Learn more about Iran during World War I and World War II.
György Beifeld, a Jewish conscript in the Hungarian army, created a visual memoir of his experiences on the eastern front in 1942–1943 as a member of a forced-labor battalion .
The Mir ghetto was established in Mir, Poland in 1941. Learn more about life and resistance in the ghetto.
World War II was the largest and most destructive conflict in history. Learn about key WWII dates in this timeline of events, including when WW2 started and ended.
The Mauthausen concentration camp was established following the Nazi incorporation of Austria in 1938. Learn about the harsh conditions in the camp.
The Anschluss, Germany's annexation of Austria in March 1938, was the Nazi German regime’s first act of territorial aggression and expansion. Learn more.
Nazi student groups played a key role in aligning German universities with Nazi ideology and in solidifying Nazi power.
Oskar Schindler's actions to protect Jews during the Holocaust saved over 1,000 Jews from deportation. Learn more about Schindler's List.
Nazi propaganda linked Jews and Freemasons and claimed there was a “Jewish-Masonic” conspiracy. Learn more about Freemasonry under the Nazi regime.
At Babyn Yar in late September 1941, SS and German police units and their auxiliaries perpetrated one of the largest massacres of World War II.
Explore a biography of Alfred Rosenberg, influential Nazi intellectual who held a number of important German state and Nazi Party posts.
The Volkswagen automobile company went into military production during WWII, operating concentration and forced-labor camps. Learn more about its role.
Efforts to bring the perpetrators of Nazi-era crimes to justice continue into the 21st century. Learn more about postwar trials and their legacies.
The 1936 Olympics in Berlin under Adolf Hitler's Nazi dictatorship were more than just a worldwide sporting event, they were also a show of Nazi propaganda.
The Burmese military has targeted the Rohingya people because of their ethnic and religious identity. The military’s actions constitute genocide and crimes against humanity. Learn more
The three principal partners in the Axis alliance were Germany, Italy, and Japan. Learn more about the Axis powers in WW2.
The Order Police (Ordnungspolizei, Orpo) were Nazi Germany’s uniformed police forces. They became perpetrators of horrific crimes and played a significant role in the Holocaust.
Roma (Gypsies) were persecuted in Europe before and during World War II. This history is well documented in archives throughout Europe and the United States.
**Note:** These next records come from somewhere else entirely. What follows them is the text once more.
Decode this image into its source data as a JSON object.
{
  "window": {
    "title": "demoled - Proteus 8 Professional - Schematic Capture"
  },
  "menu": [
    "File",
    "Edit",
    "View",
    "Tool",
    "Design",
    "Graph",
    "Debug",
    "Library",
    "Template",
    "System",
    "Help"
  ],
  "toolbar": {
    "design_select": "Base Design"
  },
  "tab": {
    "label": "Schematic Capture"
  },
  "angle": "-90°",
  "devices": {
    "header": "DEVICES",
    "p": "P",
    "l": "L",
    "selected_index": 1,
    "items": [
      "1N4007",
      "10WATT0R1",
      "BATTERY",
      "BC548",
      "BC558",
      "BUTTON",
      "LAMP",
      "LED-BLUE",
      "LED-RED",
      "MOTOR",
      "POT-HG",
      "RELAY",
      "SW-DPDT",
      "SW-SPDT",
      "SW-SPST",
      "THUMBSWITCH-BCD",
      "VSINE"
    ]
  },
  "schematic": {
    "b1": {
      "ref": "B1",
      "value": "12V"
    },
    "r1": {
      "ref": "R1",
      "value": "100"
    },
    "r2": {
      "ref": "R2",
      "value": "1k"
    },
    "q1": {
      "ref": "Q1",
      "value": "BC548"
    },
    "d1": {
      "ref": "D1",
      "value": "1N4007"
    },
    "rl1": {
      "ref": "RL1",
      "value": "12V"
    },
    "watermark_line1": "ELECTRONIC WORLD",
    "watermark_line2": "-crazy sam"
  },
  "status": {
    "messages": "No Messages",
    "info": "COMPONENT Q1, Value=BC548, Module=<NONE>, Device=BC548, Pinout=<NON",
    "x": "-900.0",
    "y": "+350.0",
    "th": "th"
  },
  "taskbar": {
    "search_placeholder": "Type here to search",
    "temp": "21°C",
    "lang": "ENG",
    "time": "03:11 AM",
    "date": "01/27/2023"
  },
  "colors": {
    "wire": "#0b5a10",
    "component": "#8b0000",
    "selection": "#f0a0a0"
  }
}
Learn more.
The Germans and their collaborators used paper records and local knowledge to identify Jews to be rounded up or killed during the Holocaust.
During World War II, the Nazis established ghettos, which were areas of a city where Jews were forced to live. Learn more about ghettos in occupied Poland.
We would like to thank Crown Family Philanthropies and the Abe and Ida Cooper Foundation for supporting the ongoing work to create content and resources for the Holocaust Encyclopedia. View the list of all donors.